Reaching over, Scott put his hand on his wife’s arm. “You can still cook for me,” he promised with a wink. Then, growing serious he added, “Richard and Kathy were as disappointed as we are. Maybe if the kids get over the measles they can come before the end of the year.”
At that Autumn brightened up. “I’ll be praying they do.”
It was nearly forty minutes later when Scott and Autumn neared the old house. The wind had picked up just a little, but as both riders were warmly dressed, neither wanted a jacket. “Autumn, do you smell smoke?”
With a puzzled frown, Autumn sniffed the air. She thought she smelled something. “I think so. But where would it be coming from?”
“I don’t know. I hope no one is dumb enough to try starting a campfire with the wind picking up.”
Still sniffing, Autumn said, “Maybe someone is at the house.”
Autumn saw her husband’s face settle into a serious expression. Surely they were just imagining things. But the closer they got to the cabin, the stronger the smell seemed. “Look, there’s smoke coming from the chimney.” She pointed to the cabin on the edge of the clearing. “Should we ride up and see what’s going on?”
“Yep.” Scott’s right hand slid to his side where he always carried his handgun when out in the woods.
Silently the couple turned off the road and onto the overgrown lane. There was no car and no sign of horses. It seemed too far for a tramp to have come just to find shelter. Suppose it was a fugitive?
“Hello in the house!” Scott’s voice rang out and seemed to fill the clearing.
There was no reply from the cabin.
“Whoever is in the house had better come out right now.” There was no doubting the command in his voice, and Autumn felt a tingle of pride to think that Scott Wood was her husband.
The front door cracked open and a young boy stepped into the doorway, his eyes wide and frightened.
Still keeping one hand on his holstered gun, Scott asked, “Where are you parents, son?”
The boy’s eyes were darting back and forth between the two riders. “We don’t know where Mom is.” At his words, a small girl crowded up close to the boy’s side.
“Who else is with you?”
“Just Fern and me, sir.”
There was a noticeable change in Scott’s tones as he moved his hand from his gun, dismounted and asked, “Where’s your dad?”
The boy shrugged.
Autumn slipped from her horse. “How long have you been here?”
“Two days. But we didn’t mean to trespass. Mom brought us here and said we could stay til we got the car fixed.”
“Then she disappeared,” the girl added. “And she didn’t come back.”
After tying their horses to an old fence post, Scott and Autumn approached the house. Both children had remained where they were, planted in the doorway, eyes filled with mistrust, hope, fright, and some things Autumn couldn’t read.
“You have a fire going inside?” The question sounded casual, but Autumn noticed Scott had been glancing at the chimney where smoke continued to curl upwards in increasingly dark drafts.
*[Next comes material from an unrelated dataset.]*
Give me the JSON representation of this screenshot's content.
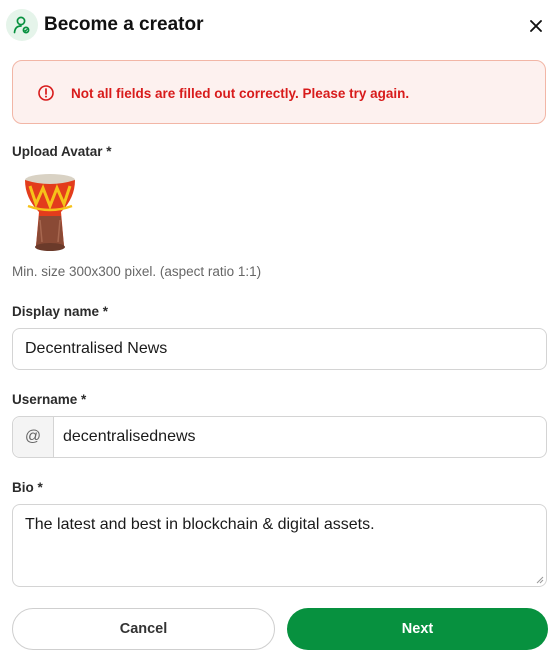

“Sort of. It won’t burn right anymore,” the boy replied, looking back over his shoulder. The girl coughed.
“Perhaps I can help; mind if we come in?”
Are the children telling the truth?
Why wouldn't their fire burn right?
Will you be reading next week?